Could you say how many lines in the records include "Asset"? Please give the number by itself.

---- RECORD EXCERPTS

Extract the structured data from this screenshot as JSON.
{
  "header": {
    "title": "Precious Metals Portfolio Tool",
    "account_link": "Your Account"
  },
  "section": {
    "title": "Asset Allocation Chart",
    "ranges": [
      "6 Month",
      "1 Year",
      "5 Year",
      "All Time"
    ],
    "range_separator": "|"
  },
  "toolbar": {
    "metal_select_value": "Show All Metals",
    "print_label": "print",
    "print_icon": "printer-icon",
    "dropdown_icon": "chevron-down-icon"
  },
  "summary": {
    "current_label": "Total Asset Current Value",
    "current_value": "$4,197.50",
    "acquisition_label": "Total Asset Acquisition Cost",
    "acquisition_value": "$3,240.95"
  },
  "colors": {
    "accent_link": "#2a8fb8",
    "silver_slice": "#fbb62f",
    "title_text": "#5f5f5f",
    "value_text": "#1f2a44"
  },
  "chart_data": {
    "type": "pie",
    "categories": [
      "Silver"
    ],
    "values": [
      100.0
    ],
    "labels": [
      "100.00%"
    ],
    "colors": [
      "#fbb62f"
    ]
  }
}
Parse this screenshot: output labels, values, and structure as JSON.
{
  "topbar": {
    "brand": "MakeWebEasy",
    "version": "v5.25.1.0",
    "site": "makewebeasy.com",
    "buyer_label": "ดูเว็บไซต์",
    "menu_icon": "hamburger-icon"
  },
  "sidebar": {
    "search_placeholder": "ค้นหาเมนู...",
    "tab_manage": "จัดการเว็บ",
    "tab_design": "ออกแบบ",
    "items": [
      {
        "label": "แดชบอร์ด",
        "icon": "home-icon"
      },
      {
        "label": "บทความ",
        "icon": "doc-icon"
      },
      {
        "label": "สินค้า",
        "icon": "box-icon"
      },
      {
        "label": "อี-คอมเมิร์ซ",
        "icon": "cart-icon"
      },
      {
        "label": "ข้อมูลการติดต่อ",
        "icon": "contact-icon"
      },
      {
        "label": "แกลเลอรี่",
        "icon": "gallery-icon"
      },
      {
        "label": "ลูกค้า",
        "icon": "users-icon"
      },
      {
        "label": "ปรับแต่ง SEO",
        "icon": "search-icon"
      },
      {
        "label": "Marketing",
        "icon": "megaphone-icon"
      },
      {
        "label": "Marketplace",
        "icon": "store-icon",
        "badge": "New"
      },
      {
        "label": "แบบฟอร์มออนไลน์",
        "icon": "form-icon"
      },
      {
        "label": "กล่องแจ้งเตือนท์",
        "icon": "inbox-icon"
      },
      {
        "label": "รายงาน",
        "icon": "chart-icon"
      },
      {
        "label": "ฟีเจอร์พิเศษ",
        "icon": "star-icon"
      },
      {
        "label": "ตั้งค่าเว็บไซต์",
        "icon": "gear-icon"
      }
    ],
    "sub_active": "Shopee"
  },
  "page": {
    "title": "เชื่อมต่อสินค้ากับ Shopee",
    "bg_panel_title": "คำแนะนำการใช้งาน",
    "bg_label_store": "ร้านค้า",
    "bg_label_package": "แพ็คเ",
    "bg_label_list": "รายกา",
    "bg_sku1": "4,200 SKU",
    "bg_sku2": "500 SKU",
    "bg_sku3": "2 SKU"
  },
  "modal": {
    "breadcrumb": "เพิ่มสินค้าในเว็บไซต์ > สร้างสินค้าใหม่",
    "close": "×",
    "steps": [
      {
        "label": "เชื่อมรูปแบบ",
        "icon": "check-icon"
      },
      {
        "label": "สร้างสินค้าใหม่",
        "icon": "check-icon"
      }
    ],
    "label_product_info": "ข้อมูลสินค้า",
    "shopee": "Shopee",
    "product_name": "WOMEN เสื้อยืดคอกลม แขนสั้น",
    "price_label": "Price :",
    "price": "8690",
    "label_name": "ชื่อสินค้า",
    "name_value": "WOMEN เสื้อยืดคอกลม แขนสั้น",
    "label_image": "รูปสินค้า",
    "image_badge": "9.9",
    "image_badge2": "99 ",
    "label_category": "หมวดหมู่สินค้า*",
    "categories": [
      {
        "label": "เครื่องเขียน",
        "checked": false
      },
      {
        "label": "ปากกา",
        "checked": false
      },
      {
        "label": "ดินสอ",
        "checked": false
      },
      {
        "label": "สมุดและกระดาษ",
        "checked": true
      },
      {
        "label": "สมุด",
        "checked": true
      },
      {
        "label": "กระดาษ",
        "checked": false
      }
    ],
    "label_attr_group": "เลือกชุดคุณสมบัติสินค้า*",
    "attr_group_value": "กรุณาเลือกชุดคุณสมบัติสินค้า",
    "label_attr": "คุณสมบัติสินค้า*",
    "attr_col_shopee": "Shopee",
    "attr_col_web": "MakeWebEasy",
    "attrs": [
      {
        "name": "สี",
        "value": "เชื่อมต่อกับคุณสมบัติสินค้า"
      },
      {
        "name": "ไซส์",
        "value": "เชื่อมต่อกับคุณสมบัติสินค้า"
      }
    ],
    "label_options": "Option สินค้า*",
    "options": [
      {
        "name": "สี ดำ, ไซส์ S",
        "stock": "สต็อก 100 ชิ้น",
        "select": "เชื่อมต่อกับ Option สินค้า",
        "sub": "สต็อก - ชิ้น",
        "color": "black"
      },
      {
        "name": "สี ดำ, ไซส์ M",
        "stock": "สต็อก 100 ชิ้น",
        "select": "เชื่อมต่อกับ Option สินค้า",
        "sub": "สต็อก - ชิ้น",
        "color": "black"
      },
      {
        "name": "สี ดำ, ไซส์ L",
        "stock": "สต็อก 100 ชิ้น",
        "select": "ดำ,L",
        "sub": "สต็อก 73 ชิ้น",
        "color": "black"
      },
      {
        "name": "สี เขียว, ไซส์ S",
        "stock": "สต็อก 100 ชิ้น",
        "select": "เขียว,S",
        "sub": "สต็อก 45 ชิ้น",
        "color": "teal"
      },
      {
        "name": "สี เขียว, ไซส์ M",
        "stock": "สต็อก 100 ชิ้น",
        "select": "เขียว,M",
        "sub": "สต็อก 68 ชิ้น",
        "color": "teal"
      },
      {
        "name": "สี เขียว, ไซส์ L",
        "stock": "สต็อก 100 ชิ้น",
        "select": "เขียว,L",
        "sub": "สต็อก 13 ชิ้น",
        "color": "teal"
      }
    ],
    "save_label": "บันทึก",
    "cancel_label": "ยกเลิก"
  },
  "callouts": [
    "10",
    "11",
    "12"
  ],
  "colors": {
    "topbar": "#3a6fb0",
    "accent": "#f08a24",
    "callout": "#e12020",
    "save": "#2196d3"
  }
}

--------

§ EXERCISE RESPONSE
3